Pucillo reported her concerns to Lauria, her supervisor, who then reported the incident to Lt. R. Neal Mulhern. A subsequent inquiry found no evidence of Strickland faking an illness, but concluded that his Facebook postings about the bike race in tandem with calling in sick projected poor “optics,” the documents state.


After Strickland was informed of the inquiry on June 15, he made several emotional Facebook posts aimed at the individuals behind the complaint, according to the documents. 

The next day, Foito informed Pucillo of Strickland’s posts, and Strickland was ultimately forced to delete them. After discovering an investigation into the Facebook posts would not be conducted, the documents state Pucillo and Lauria filed a human resources complaint in August claiming a hostile work environment and of feeling threatened by Strickland’s conduct. 

Strickland was placed on paid administrative leave during the investigation, the documents show, and on Oct. 20, Pucillo received a written warning for conducting an “unauthorized investigation” into Strickland’s use of sick leave.

On Oct. 27, the investigation concluded that Strickland’s posts did not contain threats of violence and that Pucillo’s complaint was “baseless and unfounded,” according to the documents. Drumm then commissioned an investigation into Foito, Lauria and Pucillo, hiring Weller to determine if Strickland’s civil rights were violated. 

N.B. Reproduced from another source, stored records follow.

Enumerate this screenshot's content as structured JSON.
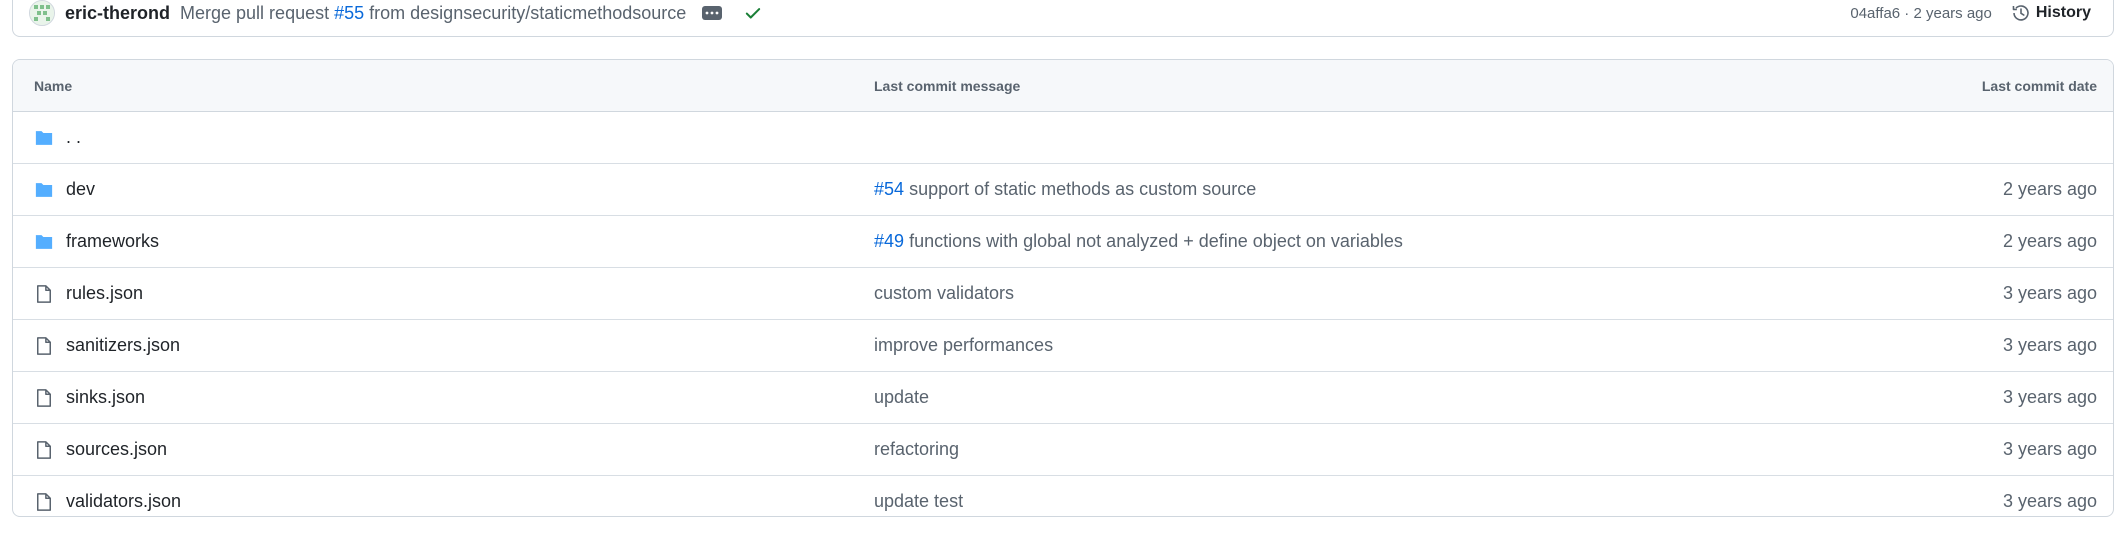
{
  "commit": {
    "author": "eric-therond",
    "message_prefix": "Merge pull request ",
    "pr_ref": "#55",
    "message_suffix": " from designsecurity/staticmethodsource",
    "sha": "04affa6",
    "separator": " · ",
    "age": "2 years ago",
    "history_label": "History",
    "status": "success",
    "status_color": "#1a7f37"
  },
  "table": {
    "headers": {
      "name": "Name",
      "message": "Last commit message",
      "date": "Last commit date"
    },
    "parent": {
      "label": ". .",
      "icon": "folder-icon"
    },
    "rows": [
      {
        "name": "dev",
        "type": "folder",
        "icon": "folder-icon",
        "pr": "#54",
        "message": "support of static methods as custom source",
        "date": "2 years ago"
      },
      {
        "name": "frameworks",
        "type": "folder",
        "icon": "folder-icon",
        "pr": "#49",
        "message": "functions with global not analyzed + define object on variables",
        "date": "2 years ago"
      },
      {
        "name": "rules.json",
        "type": "file",
        "icon": "file-icon",
        "pr": "",
        "message": "custom validators",
        "date": "3 years ago"
      },
      {
        "name": "sanitizers.json",
        "type": "file",
        "icon": "file-icon",
        "pr": "",
        "message": "improve performances",
        "date": "3 years ago"
      },
      {
        "name": "sinks.json",
        "type": "file",
        "icon": "file-icon",
        "pr": "",
        "message": "update",
        "date": "3 years ago"
      },
      {
        "name": "sources.json",
        "type": "file",
        "icon": "file-icon",
        "pr": "",
        "message": "refactoring",
        "date": "3 years ago"
      },
      {
        "name": "validators.json",
        "type": "file",
        "icon": "file-icon",
        "pr": "",
        "message": "update test",
        "date": "3 years ago"
      }
    ]
  },
  "colors": {
    "link": "#0969da",
    "folder": "#54aeff",
    "muted": "#59636e",
    "border": "#d0d7de"
  }
}
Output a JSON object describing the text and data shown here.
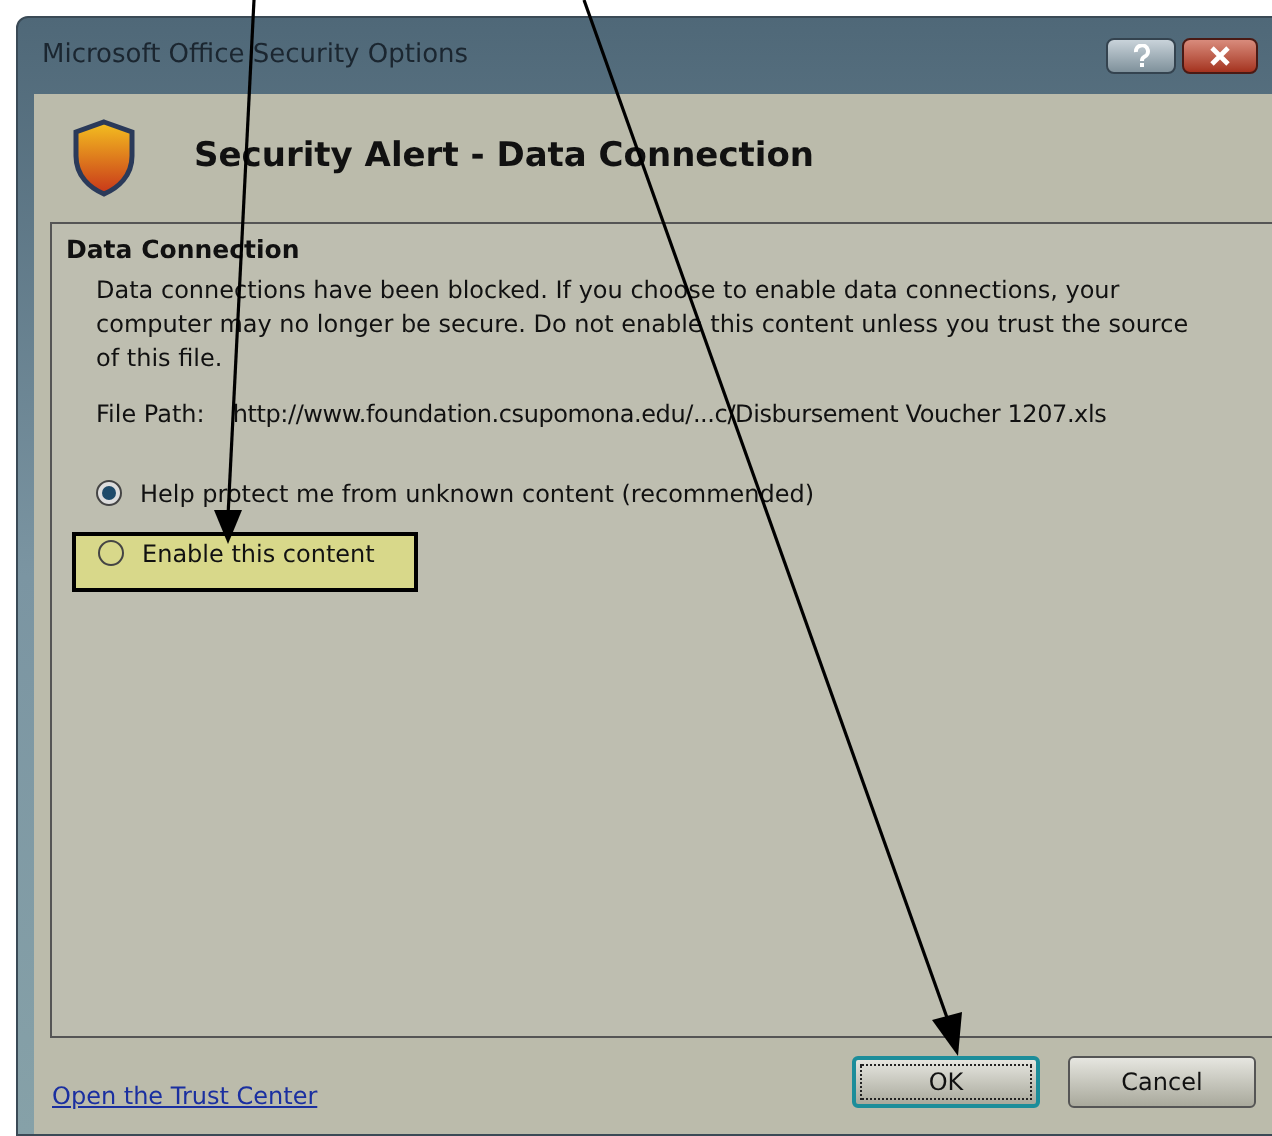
{
  "window": {
    "title": "Microsoft Office Security Options"
  },
  "header": {
    "title": "Security Alert - Data Connection"
  },
  "section": {
    "title": "Data Connection",
    "message": "Data connections have been blocked. If you choose to enable data connections, your computer may no longer be secure. Do not enable this content unless you trust the source of this file.",
    "file_path_label": "File Path:",
    "file_path": "http://www.foundation.csupomona.edu/...c/Disbursement Voucher 1207.xls"
  },
  "options": [
    {
      "label": "Help protect me from unknown content (recommended)",
      "selected": true,
      "highlighted": false
    },
    {
      "label": "Enable this content",
      "selected": false,
      "highlighted": true
    }
  ],
  "footer": {
    "link": "Open the Trust Center",
    "buttons": [
      {
        "label": "OK",
        "default": true
      },
      {
        "label": "Cancel",
        "default": false
      }
    ]
  }
}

Weller’s report, issued on May 30, 2022, concluded Strickland’s civil rights and free speech rights were not violated, and that Foito, Lauria, and Pucillo did not create a hostile work environment. But she also concluded that Foito, Lauria, and Pucillo violated four Madison Police Department codes of conduct: Respect, civility, conduct unbecoming an officer, and criticism and malicious gossip.

Weller did not recommend disciplinary action in her report, but Drumm recommended that the police commission fire the three officers. Pucillo filed a grievance after being fired, stating that the town unjustly terminated her employment. 

Contacted by CT Examiner, First Selectwoman Peggy Lyons said the Town disagrees with the Board of Arbitration and Mediation’s decision to reinstate Foito and Pucillo and that the Town intends to appeal the decision.

Pucillo and Lauria are also suing the Town of Madison, alleging a hostile work environment, discrimination and retaliation for their complaints about the workplace on the basis of their sex. The complaint was filed June 18, 2021, and is ongoing.

In a prepared statement by the Board of Police Commissioners dated July 25, the board stated that they disagreed with the rulings by the State Board of Mediation and Arbitration. 

“We believe the harassment of a fellow officer by these terminated officers as found in an independent Weller investigation and report was unacceptable in a law enforcement agency,” the statement said.

The board also said they intend to appeal the arbitration decisions and have referred the officers’ actions to the Connecticut Post Council for their assessment.

This story has been updated with a statement from the Board of Police Commissioners